Has the sharing culture of the digital age led to a dangerous loss of personal privacy? In the fourth of a series of programmes on openness, Gareth Mitchell looks at why privacy matters, who bears the responsibility for safeguarding digital privacy, and why many of us seem increasingly compelled to share online.
Jeff Jarvis, author of the upcoming book Public Parts and an advocate for "the age of sharing", debates privacy with Andrew Keen, arguing that the benefits we gain from sharing are enormous.
Keen, author of the upcoming Digital Vertigo: An Anti-Social Manifesto, contends that privacy is essential for human beings and needs protecting in the face of social media applications which constantly tell the world where we are and what we're doing.
Our medical records are some of our most private information, and a new tool, Patients Know Best, aims to empower patients by giving them the key to share their records with who they choose. Gareth speaks to CEO and founder, Dr Mohammzd Al-Ubaydli, and asks if we can ultimately be trusted to manage our own private data.
- Want to know more about the issues surrounding your place in the digital world? Start with The Open University course My Digital Life.

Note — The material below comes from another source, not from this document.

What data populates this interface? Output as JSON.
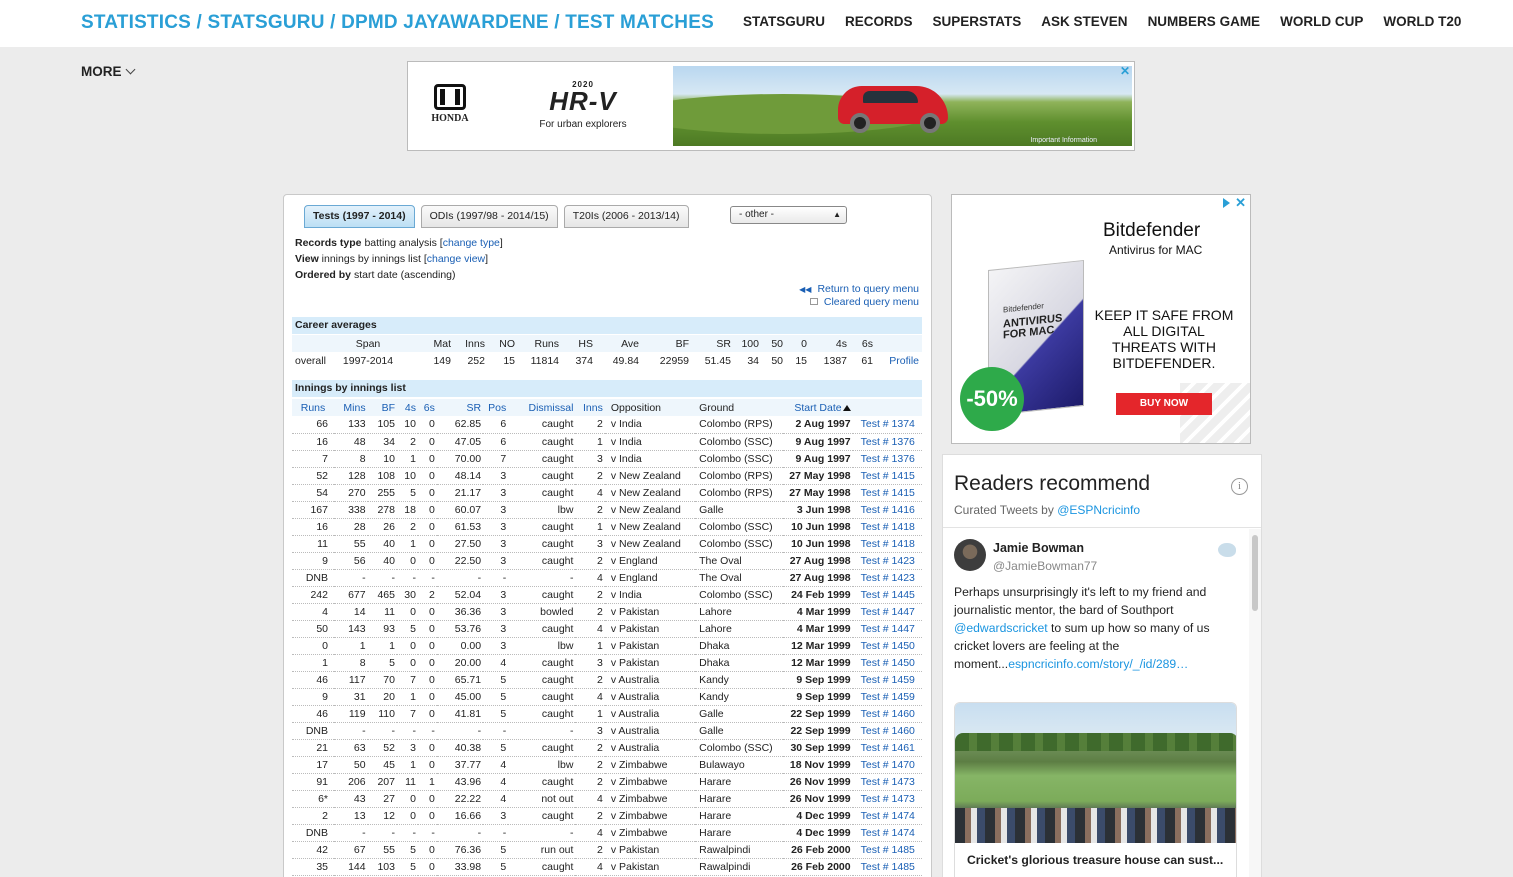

Click can be heard on the BBC World Service at 7.32pm, Tuesday 19th April. For other broadcast times, and links to podcasts and listen online, visit bbc.co.uk.